**To do:**
Each line from the material with the word "srno" in it must be copied.

**Dataset content:**
----------

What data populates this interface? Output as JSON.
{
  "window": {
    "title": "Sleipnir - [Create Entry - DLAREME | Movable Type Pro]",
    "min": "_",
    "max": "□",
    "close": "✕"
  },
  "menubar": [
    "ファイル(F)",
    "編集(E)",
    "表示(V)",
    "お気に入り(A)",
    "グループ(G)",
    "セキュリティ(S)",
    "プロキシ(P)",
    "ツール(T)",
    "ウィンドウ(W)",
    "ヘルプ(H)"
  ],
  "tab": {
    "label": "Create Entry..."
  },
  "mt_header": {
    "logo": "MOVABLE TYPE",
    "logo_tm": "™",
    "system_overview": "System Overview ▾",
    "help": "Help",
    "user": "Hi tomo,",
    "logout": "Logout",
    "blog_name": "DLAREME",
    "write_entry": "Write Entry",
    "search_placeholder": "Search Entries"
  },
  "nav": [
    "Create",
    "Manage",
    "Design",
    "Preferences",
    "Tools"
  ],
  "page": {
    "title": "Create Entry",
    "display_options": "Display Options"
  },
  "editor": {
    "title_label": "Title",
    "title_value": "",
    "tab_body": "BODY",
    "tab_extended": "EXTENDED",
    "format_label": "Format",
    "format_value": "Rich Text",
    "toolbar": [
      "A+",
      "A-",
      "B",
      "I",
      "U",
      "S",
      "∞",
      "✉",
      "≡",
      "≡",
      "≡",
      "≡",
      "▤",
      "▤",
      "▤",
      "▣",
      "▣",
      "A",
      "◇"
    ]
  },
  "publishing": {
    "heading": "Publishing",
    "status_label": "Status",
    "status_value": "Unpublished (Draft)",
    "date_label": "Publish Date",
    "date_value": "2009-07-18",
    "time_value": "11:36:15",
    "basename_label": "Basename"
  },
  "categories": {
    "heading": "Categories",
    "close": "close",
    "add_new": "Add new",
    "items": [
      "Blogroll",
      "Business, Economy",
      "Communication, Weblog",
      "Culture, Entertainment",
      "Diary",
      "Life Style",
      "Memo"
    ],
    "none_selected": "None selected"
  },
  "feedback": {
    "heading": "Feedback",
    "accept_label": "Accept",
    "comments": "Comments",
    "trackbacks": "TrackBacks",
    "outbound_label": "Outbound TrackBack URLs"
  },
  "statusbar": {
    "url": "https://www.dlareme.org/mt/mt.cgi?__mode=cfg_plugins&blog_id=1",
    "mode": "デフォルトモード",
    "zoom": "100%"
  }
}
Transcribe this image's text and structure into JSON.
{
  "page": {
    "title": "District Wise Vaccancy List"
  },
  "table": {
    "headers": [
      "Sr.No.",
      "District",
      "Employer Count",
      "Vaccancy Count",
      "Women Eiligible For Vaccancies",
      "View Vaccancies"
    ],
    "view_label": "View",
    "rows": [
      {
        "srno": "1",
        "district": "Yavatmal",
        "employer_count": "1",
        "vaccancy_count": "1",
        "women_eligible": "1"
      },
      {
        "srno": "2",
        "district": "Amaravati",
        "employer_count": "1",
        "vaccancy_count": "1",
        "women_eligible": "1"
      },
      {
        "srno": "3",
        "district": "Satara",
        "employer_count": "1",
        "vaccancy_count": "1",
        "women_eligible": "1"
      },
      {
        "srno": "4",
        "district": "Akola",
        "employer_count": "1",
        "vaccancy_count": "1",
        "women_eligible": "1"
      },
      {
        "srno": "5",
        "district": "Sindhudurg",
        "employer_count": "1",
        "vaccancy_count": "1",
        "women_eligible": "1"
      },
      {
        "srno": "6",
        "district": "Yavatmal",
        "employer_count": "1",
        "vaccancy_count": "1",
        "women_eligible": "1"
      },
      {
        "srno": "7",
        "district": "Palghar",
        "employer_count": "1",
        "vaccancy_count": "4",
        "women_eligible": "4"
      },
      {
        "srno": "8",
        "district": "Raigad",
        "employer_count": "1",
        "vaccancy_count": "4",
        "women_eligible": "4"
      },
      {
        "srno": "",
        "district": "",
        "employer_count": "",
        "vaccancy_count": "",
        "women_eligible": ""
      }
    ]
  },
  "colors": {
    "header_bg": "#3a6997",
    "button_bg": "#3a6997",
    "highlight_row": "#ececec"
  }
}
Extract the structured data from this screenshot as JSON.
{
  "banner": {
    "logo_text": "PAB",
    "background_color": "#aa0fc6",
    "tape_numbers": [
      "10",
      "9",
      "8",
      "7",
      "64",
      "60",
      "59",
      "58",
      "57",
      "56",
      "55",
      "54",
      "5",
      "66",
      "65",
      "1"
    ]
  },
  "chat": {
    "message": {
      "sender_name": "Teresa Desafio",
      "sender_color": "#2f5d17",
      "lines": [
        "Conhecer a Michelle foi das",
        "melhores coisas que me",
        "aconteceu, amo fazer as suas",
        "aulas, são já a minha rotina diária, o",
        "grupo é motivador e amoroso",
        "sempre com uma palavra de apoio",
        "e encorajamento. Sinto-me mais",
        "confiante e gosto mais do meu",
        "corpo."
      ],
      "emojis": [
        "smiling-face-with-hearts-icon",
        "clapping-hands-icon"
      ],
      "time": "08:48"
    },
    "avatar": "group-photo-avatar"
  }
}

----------

**Exercise result:**
        "srno": "1",
        "srno": "2",
        "srno": "3",
        "srno": "4",
        "srno": "5",
        "srno": "6",
        "srno": "7",
        "srno": "8",
        "srno": "",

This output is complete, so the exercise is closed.